Again, these are only challenges for certain customers. Plus, we also said the same thing about VMware ESX early on, and the same stood for Hyper-V in its first iterations.
This is the real question that needs to be asked. And the answer is easy: “Choose both!” There are probably use-cases for both products in your environment. And if there isn’t today, you may find that in your current role, or in your future role you will inevitably be involved with looking at OpenStack somewhere along the way.
I myself am a big cloud proponent, but I am also fully aware of where cloud products are not the appropriate product for certain use-cases. In the same way, I will be doing similar evaluations of OpenStack, and just like other cloud products, it may not be the right fit.
The key to take away from this is that you don’t need to have a vested interest in the product, but you should have a vested interest in your knowledge base to be able to offer the best solutions to your employer or customer for a virtualization product.
Don’t Hesitate, Orchestrate
The side-effect of dabbling with technologies like OpenStack, vCloud, vCloud Hybrid Service and other great products, is that we begin to do exciting things internally to prepare ourselves to consume our IaaS environment. In order for us to get the most out of cloud deployment methodologies, we have to first build in the orchestration and automation processes that feed our cloud service.
Even if you aren’t on the fast track to a cloud, whether public or private, you should be evaluating how you can improve your operational model in IT. You don’t necessarily have to be a full DevOps environment, but making the move towards orchestrated builds will be the stepping stone to your successful cloud adoption when it does come.
Is OpenStack the <insert cloud vendor here> Killer?
As we’ve learned from the mobile phone market, the long sought after “iPhone killer” has never come.

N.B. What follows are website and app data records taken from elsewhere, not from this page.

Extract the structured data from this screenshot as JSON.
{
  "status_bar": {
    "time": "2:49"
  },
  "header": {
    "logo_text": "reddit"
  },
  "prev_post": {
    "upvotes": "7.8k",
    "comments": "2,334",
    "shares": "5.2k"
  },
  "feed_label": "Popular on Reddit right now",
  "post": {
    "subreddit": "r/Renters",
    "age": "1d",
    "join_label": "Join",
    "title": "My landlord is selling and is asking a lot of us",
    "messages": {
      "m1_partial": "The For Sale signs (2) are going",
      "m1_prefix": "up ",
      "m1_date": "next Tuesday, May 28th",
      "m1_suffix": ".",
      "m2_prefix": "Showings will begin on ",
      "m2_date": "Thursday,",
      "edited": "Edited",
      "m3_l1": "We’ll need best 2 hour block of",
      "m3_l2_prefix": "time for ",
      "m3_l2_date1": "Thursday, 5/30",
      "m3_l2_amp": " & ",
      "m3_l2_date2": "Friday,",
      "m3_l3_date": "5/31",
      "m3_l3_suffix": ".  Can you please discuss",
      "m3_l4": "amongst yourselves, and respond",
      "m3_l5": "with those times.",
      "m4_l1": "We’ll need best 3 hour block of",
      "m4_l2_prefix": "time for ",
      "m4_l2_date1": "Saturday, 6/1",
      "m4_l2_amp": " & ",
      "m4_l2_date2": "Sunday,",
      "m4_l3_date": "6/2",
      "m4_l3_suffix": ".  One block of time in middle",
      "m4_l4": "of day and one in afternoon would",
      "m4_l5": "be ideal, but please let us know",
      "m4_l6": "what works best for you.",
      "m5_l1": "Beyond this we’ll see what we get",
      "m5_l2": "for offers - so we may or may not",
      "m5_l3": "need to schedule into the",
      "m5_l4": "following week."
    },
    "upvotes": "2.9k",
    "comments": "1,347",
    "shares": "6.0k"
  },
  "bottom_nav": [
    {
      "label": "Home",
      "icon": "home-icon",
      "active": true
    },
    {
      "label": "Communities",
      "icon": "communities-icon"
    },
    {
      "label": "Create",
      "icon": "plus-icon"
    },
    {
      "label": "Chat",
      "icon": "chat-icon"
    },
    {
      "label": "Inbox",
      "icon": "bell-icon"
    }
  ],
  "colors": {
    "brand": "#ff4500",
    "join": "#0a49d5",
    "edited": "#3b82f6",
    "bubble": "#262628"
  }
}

What has come though is a relatively strong share of the mobile marketplace being pared down and split among other strong competitive vendors.

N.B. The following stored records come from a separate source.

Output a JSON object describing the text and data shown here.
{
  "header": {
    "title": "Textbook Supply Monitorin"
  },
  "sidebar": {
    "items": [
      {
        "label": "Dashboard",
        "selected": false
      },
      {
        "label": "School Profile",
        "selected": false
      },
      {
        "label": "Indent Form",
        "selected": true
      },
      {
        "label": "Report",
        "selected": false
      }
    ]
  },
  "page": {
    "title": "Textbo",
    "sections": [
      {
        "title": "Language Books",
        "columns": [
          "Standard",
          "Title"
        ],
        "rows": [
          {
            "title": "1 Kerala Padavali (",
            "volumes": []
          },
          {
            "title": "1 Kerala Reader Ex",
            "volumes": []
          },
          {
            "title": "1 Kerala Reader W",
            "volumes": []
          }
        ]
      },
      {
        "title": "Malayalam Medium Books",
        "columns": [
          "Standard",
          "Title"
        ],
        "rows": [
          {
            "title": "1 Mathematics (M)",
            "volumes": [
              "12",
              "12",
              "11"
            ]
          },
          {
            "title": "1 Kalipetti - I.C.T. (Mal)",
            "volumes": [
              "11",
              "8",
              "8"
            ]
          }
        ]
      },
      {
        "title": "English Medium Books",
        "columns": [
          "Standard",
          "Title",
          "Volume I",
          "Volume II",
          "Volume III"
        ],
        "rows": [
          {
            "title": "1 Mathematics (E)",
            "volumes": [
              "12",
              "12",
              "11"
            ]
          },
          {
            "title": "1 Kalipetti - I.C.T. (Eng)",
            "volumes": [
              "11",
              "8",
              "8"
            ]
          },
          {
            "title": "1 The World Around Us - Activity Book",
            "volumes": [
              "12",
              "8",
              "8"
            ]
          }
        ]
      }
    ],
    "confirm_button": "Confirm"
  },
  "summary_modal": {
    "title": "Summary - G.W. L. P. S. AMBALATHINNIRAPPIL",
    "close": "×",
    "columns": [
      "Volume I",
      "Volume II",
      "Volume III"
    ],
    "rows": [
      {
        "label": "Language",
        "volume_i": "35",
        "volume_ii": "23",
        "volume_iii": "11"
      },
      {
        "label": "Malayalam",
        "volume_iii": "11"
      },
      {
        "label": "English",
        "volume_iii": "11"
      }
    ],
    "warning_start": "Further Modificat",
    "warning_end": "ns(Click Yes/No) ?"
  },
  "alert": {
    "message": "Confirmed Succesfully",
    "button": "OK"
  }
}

So the questions coming in about whether OpenStack is the AWS killer, or the vCloud killer, are really all just noise which creates headlines. Will OpenStack cut into the market share of those, and other vendors? Absolutely. Will it be a significant impact? We have to wait and see, but all signs point to this being a strong player in both the public and private cloud space.
It certainly creates buzz when we see posts like the open letter from Randy Bias at Cloudscaling come out calling for OpenStack to adopt AWS and other comparative compute engines as the core for public cloud deployment. That letter (http://www.cloudscaling.com/blog/cloud-computing/openstack-aws/) tells you that this is a disruptive movement for sure. But, disruptive in this sense is a very positive move.

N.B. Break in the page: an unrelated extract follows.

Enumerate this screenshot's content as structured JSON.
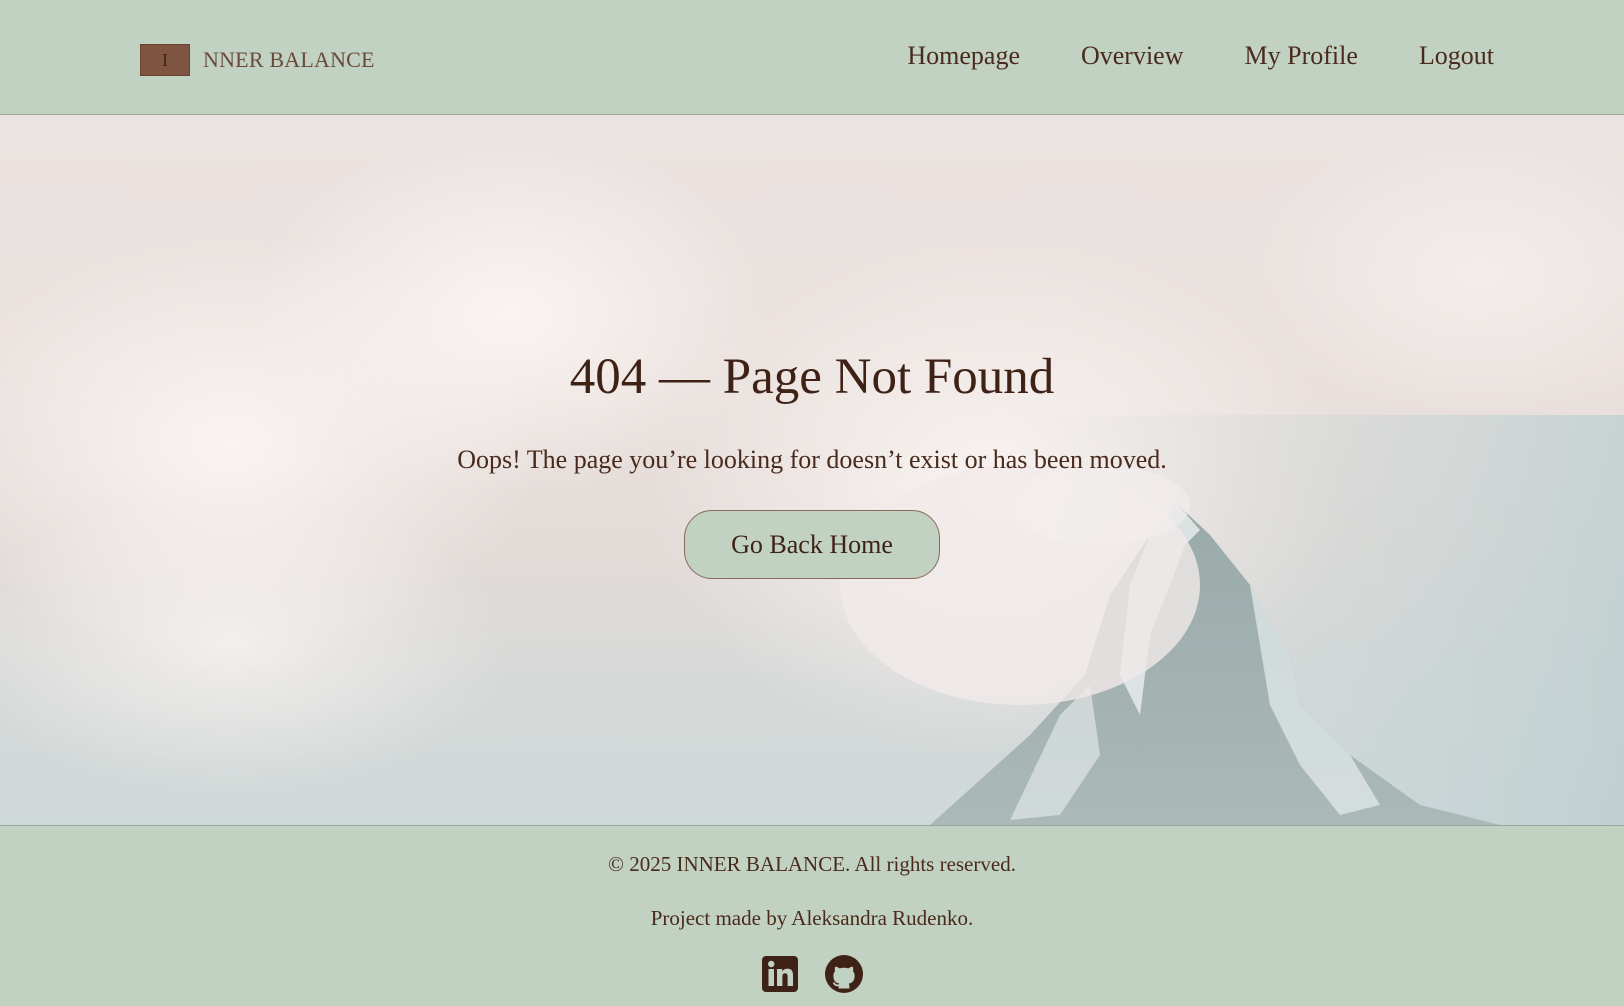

Get Knowledge, Make an Informed Decision
Now is the time to get involved, and to dig into the technology so that when the time does come to evaluate OpenStack or vCloud that you have all the information needed to make an informed decision.
A great resource for you to get started is the Couch to OpenStack series offered by the #vBrownbag community. The weekly Podcast run live on Tuesday evenings at 8PM Central time are doing a ground up installation of an OpenStack private cloud and you can view the archived sessions as they are uploaded in case you can’t attend the live sessions: http://openstack.prov12n.com/vbrownbag-podcast-couch-to-openstack/
I look forward to sharing the journey with vCloud, OpenStack and many other exciting products over the next few months. If you have any questions or comments, feel free to drop me a line at twitter.com/DiscoPosse or though the comments on this site.
2 thoughts on “VMware or OpenStack? Don’t choose one; choose both!”
One other way to “choose both” is to run OpenStack with vSphere. See: http://docs.openstack.org/trunk/openstack-compute/admin/content/vmware.html . This is new in the Grizzly release.
I like how you think!!